Despite uniforms as old as some of the students who wear them, the Pride of Ardmore has continued to march its way to superior ratings.

 


Despite uniforms as old as some of the students who wear them, the Pride of Ardmore has continued to march its way to superior ratings.


“If they judged on looks, we’d be in trouble,” sophomore Wesley Hargis said.


The band’s current uniforms were purchased in 1996 and have given the band members and their boosters no end of discomfort and work.


“The old ones are itchy. There’s something on the inside that pokes you,” senior Zinat Turner said.

“The sequins is falling off and losing its color, and the Velcro doesn’t stick.”


“It’s moldy, especially after you march in the rain in Konowa,” senior Kaylyn Roan said.


“I was missing a button the whole season,” Hargis said.


Students are reluctant to wear the uniforms.


“Sometimes we don’t want to wear it, especially since it’s so hot, and just wear khakis and band shirts,” Roan said.


To the students, the hats are not much better.


“They hurt. There’s something inside that pokes you and it feels like your head is burning,” sophomore Dakota Cryer said.


Band boosters help the students repair the uniforms to the best of their ability.


“Our band boosters do a lot to hem it and sew on buttons. If it wasn’t for them, we wouldn’t be able to compete,” Roan said.


Uniform mishaps have included everything from hemming ill-fitting uniforms to safety-pinning a sash to taping a hat plume in place.


Finding a uniform without holes or a button missing is even more difficult than finding one that fits today’s students.


“Sometimes it’s whatever you can find so you don’t have to hem it so much. It will have holes in it. It’s not going to be the perfect uniform,” Roan said.
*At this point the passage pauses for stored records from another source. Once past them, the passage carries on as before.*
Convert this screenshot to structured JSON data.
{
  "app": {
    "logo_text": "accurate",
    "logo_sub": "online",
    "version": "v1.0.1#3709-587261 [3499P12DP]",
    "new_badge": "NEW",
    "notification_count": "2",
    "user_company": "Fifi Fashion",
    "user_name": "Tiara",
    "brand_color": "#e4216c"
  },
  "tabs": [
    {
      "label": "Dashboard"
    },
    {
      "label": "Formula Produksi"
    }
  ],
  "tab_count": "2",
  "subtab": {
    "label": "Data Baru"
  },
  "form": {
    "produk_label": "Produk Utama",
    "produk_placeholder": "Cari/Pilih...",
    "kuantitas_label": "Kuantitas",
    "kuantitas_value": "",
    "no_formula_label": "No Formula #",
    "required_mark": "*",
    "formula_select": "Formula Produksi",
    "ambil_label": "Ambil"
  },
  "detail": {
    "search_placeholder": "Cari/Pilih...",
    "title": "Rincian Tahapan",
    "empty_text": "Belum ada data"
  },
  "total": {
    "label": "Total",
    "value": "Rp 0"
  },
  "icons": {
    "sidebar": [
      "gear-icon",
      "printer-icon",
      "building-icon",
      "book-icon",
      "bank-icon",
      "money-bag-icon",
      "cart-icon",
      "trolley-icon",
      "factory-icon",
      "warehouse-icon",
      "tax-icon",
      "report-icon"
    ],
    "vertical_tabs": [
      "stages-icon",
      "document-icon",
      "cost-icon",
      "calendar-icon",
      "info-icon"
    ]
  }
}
Now the band boosters are asking for donations to purchase new uniforms. They have picked out a proposed new uniform and the approximate replacement cost is $66,000.


Uniforms will arrive six months after they are ordered.


“It’s critical to start this campaign now so we can have them next fall,” booster president Lewis Logan said.


The boosters will be mailing letters to garner donations. Anyone who contributes $1,000 or more will be listed on a donor plaque in the AHS Fine Arts Building and recognized on the district Web site, television channel and newsletter.


Ardmore City Schools Superintendent Dr. Ruth Ann Carr kicked off the fundraising campaign by making a donation in memory of her late husband.


“It’s the way kids grow and mature as they go to contests ... He went to a school without band, but he always thought it was a great opportunity for students,” Carr said.


Carr herself played the clarinet and alto saxophone in the band during fourth through 12th grade.
“I just wanted to help them get started,” Carr said.


An important aspect of the new uniforms will be the return of the school colors.


“It gives people pride to put on your school colors, but if you don’t have it, that’s bad,” Turner said.


Current uniforms are black with a red sequence sash and small white ‘A’ with red trim on the front.


“Not much ties it back to Ardmore, just the ‘A’ and the ‘Ardmore’ on the side. People wonder where we’re from (when they see us marching),” Roan said.


In addition to red tops, the new uniforms include a removable sweat guard, thinner material and adjustable sleeves.


“Whenever you’re a drummer your sleeve comes up, and your arm shows. This will definitely be better,” Hargis said, who is a drummer.


The uniforms also include an overlay that creates three different looks — two different A’s and a tiger paw.


Cryer plays the trumpet and said he liked the comfort of the new uniforms.


“It looks like you can actually breath in it,” he said.


To donate, mail contributions to the Ardmore Band Boosters, P.O. Box 261, Ardmore, Okla. 73402.


Jennifer Lindsey, 221-6536